▶ Record extracts:
===============

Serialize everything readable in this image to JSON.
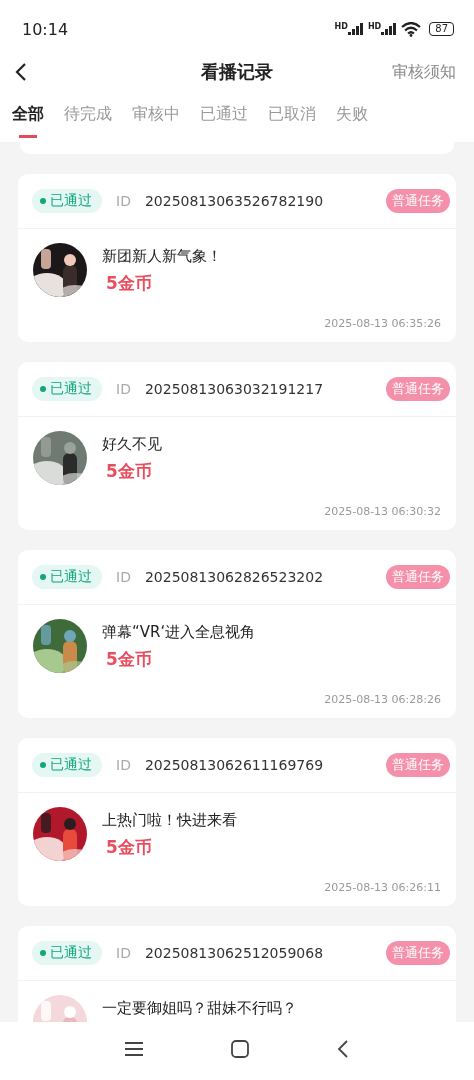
{
  "status_bar": {
    "time": "10:14",
    "signal_labels": [
      "HD",
      "HD"
    ],
    "battery": "87"
  },
  "nav": {
    "title": "看播记录",
    "action": "审核须知"
  },
  "tabs": [
    {
      "label": "全部",
      "selected": true
    },
    {
      "label": "待完成",
      "selected": false
    },
    {
      "label": "审核中",
      "selected": false
    },
    {
      "label": "已通过",
      "selected": false
    },
    {
      "label": "已取消",
      "selected": false
    },
    {
      "label": "失败",
      "selected": false
    }
  ],
  "records": [
    {
      "status": "已通过",
      "id_label": "ID",
      "id": "20250813063526782190",
      "tag": "普通任务",
      "title": "新团新人新气象！",
      "reward": "5金币",
      "time": "2025-08-13 06:35:26"
    },
    {
      "status": "已通过",
      "id_label": "ID",
      "id": "20250813063032191217",
      "tag": "普通任务",
      "title": "好久不见",
      "reward": "5金币",
      "time": "2025-08-13 06:30:32"
    },
    {
      "status": "已通过",
      "id_label": "ID",
      "id": "20250813062826523202",
      "tag": "普通任务",
      "title": "弹幕“VR‘进入全息视角",
      "reward": "5金币",
      "time": "2025-08-13 06:28:26"
    },
    {
      "status": "已通过",
      "id_label": "ID",
      "id": "20250813062611169769",
      "tag": "普通任务",
      "title": "上热门啦！快进来看",
      "reward": "5金币",
      "time": "2025-08-13 06:26:11"
    },
    {
      "status": "已通过",
      "id_label": "ID",
      "id": "20250813062512059068",
      "tag": "普通任务",
      "title": "一定要御姐吗？甜妹不行吗？"
    }
  ]
}
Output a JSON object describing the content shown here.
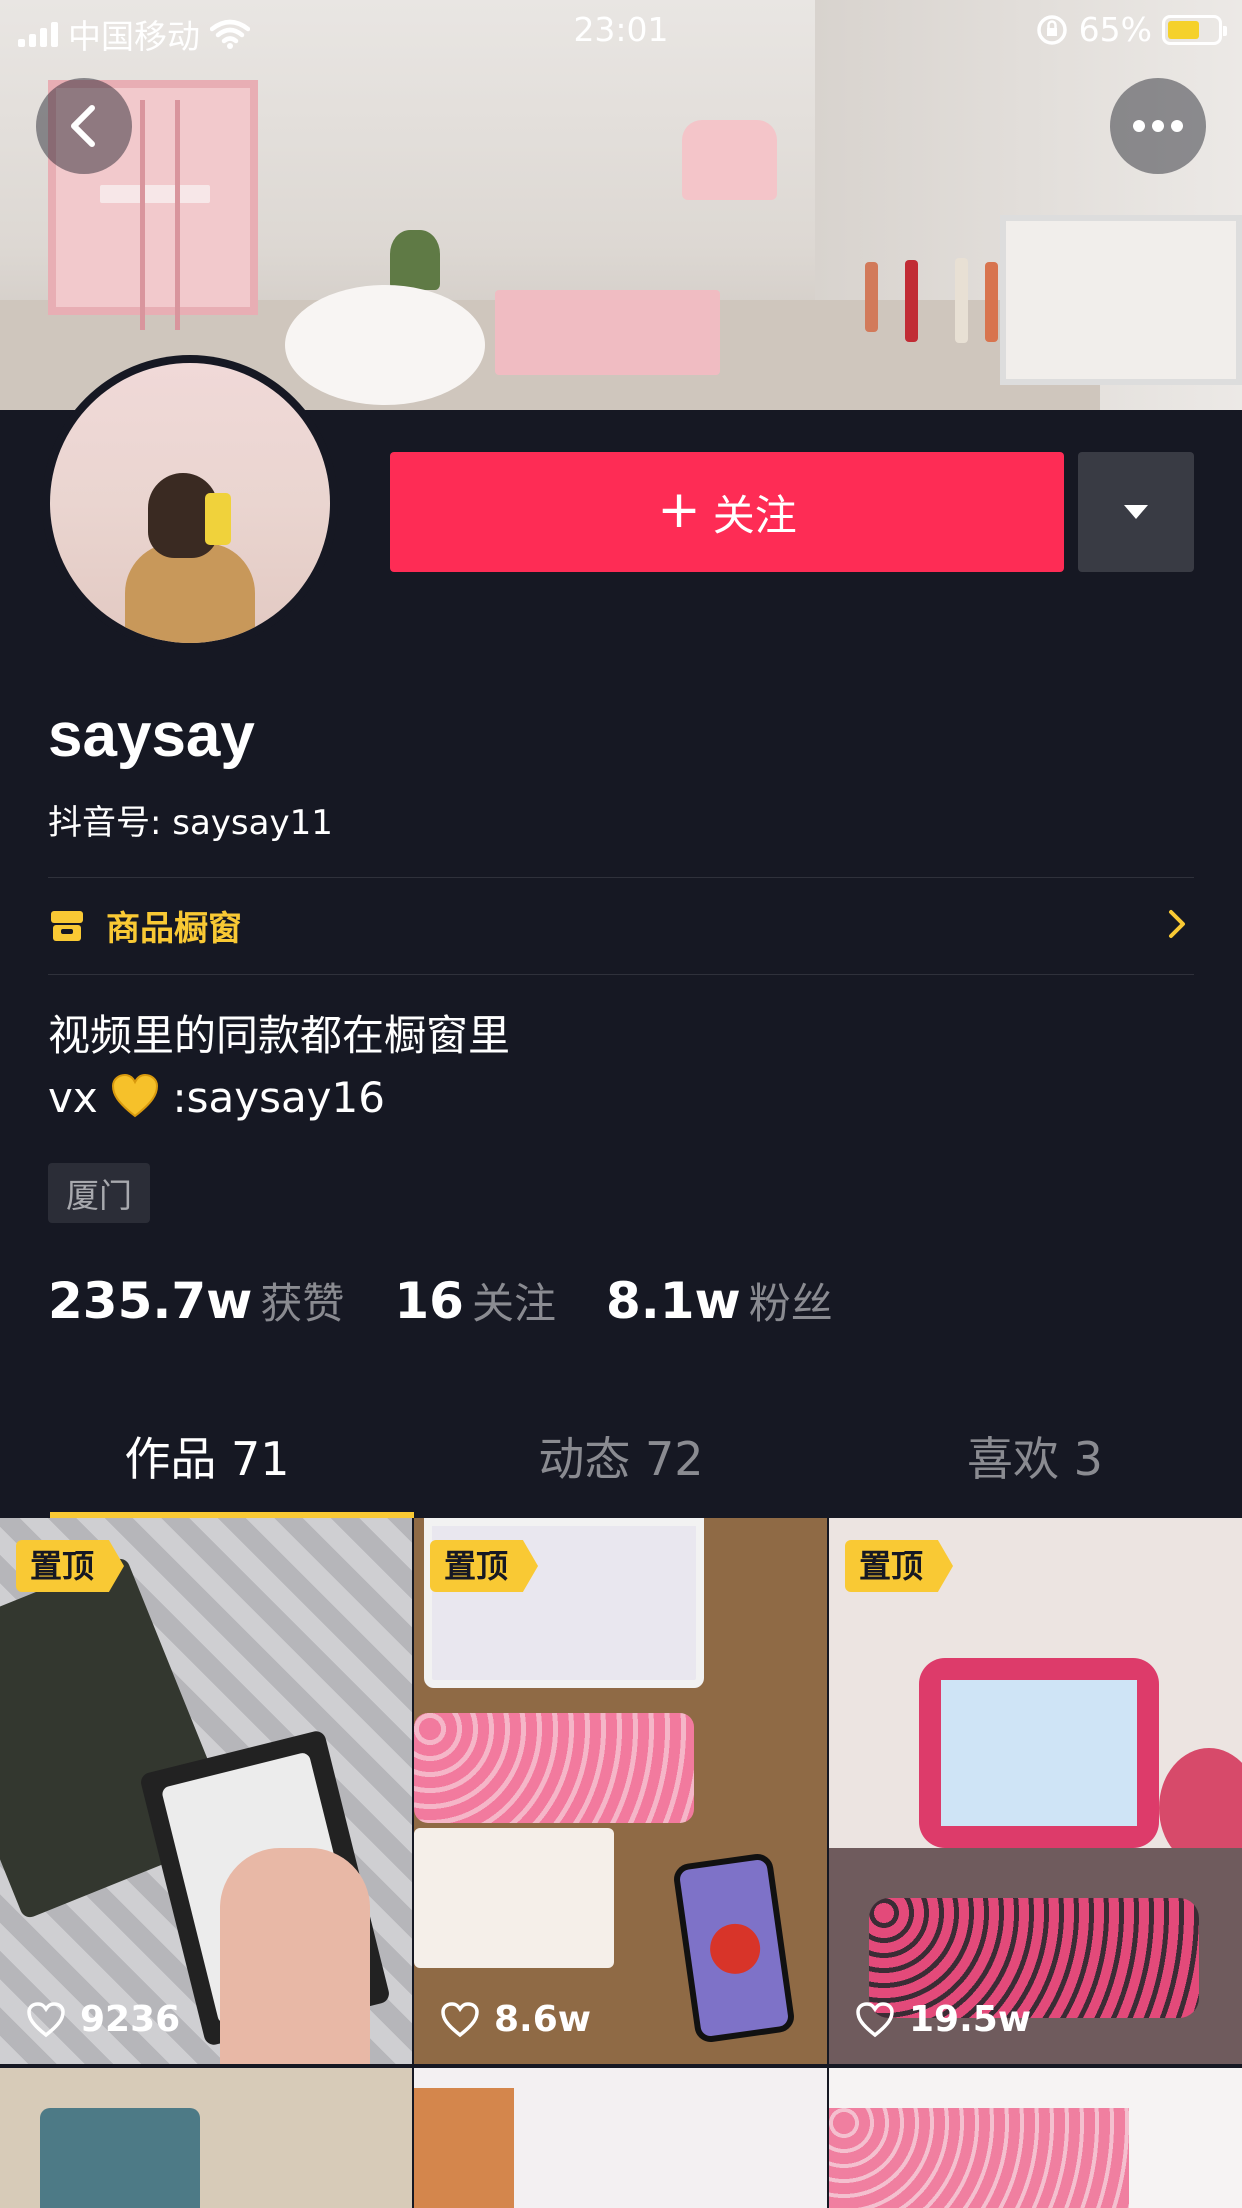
{
  "status_bar": {
    "carrier": "中国移动",
    "time": "23:01",
    "battery": "65%",
    "battery_level": 0.65
  },
  "header": {
    "back_icon": "chevron-left-icon",
    "more_icon": "more-dots-icon"
  },
  "profile": {
    "name": "saysay",
    "douyin_id": "抖音号: saysay11",
    "follow_label": "关注",
    "shop_label": "商品橱窗",
    "bio_line1": "视频里的同款都在橱窗里",
    "bio_line2_prefix": "vx",
    "bio_line2_suffix": ":saysay16",
    "location_tag": "厦门"
  },
  "stats": [
    {
      "value": "235.7w",
      "label": "获赞"
    },
    {
      "value": "16",
      "label": "关注"
    },
    {
      "value": "8.1w",
      "label": "粉丝"
    }
  ],
  "tabs": [
    {
      "label": "作品 71",
      "active": true
    },
    {
      "label": "动态 72",
      "active": false
    },
    {
      "label": "喜欢 3",
      "active": false
    }
  ],
  "videos": [
    {
      "pinned": "置顶",
      "likes": "9236"
    },
    {
      "pinned": "置顶",
      "likes": "8.6w"
    },
    {
      "pinned": "置顶",
      "likes": "19.5w"
    }
  ],
  "colors": {
    "background": "#161823",
    "follow": "#fe2c55",
    "accent": "#f9c934",
    "muted": "#8a8b91"
  }
}
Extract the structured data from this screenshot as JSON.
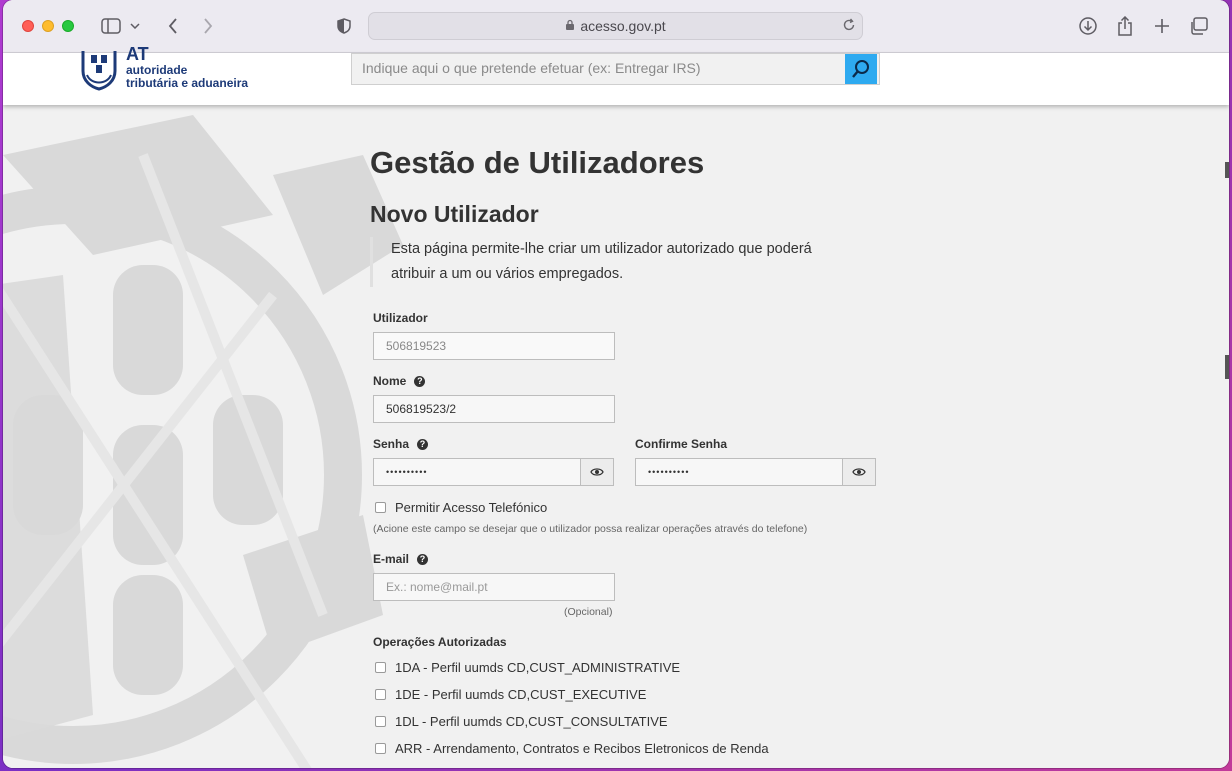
{
  "browser": {
    "address": "acesso.gov.pt"
  },
  "site": {
    "logo_at": "AT",
    "logo_line1": "autoridade",
    "logo_line2": "tributária e aduaneira",
    "search_placeholder": "Indique aqui o que pretende efetuar (ex: Entregar IRS)"
  },
  "page": {
    "title": "Gestão de Utilizadores",
    "subtitle": "Novo Utilizador",
    "intro": "Esta página permite-lhe criar um utilizador autorizado que poderá atribuir a um ou vários empregados."
  },
  "form": {
    "utilizador_label": "Utilizador",
    "utilizador_value": "506819523",
    "nome_label": "Nome",
    "nome_value": "506819523/2",
    "senha_label": "Senha",
    "senha_value": "••••••••••",
    "confirme_label": "Confirme Senha",
    "confirme_value": "••••••••••",
    "telefonico_label": "Permitir Acesso Telefónico",
    "telefonico_hint": "(Acione este campo se desejar que o utilizador possa realizar operações através do telefone)",
    "email_label": "E-mail",
    "email_placeholder": "Ex.: nome@mail.pt",
    "email_optional": "(Opcional)",
    "operacoes_label": "Operações Autorizadas",
    "operacoes": [
      "1DA - Perfil uumds CD,CUST_ADMINISTRATIVE",
      "1DE - Perfil uumds CD,CUST_EXECUTIVE",
      "1DL - Perfil uumds CD,CUST_CONSULTATIVE",
      "ARR - Arrendamento, Contratos e Recibos Eletronicos de Renda"
    ]
  }
}
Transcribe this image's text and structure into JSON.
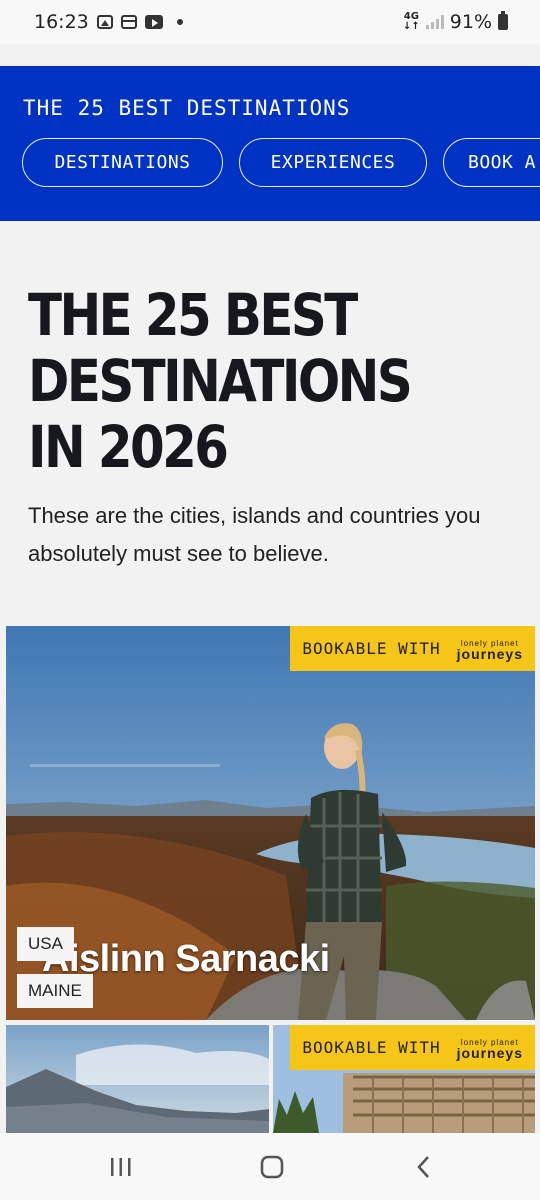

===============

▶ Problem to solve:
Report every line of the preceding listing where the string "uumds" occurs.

▶ Written response:
      "1DA - Perfil uumds CD,CUST_ADMINISTRATIVE",
      "1DE - Perfil uumds CD,CUST_EXECUTIVE",
      "1DL - Perfil uumds CD,CUST_CONSULTATIVE",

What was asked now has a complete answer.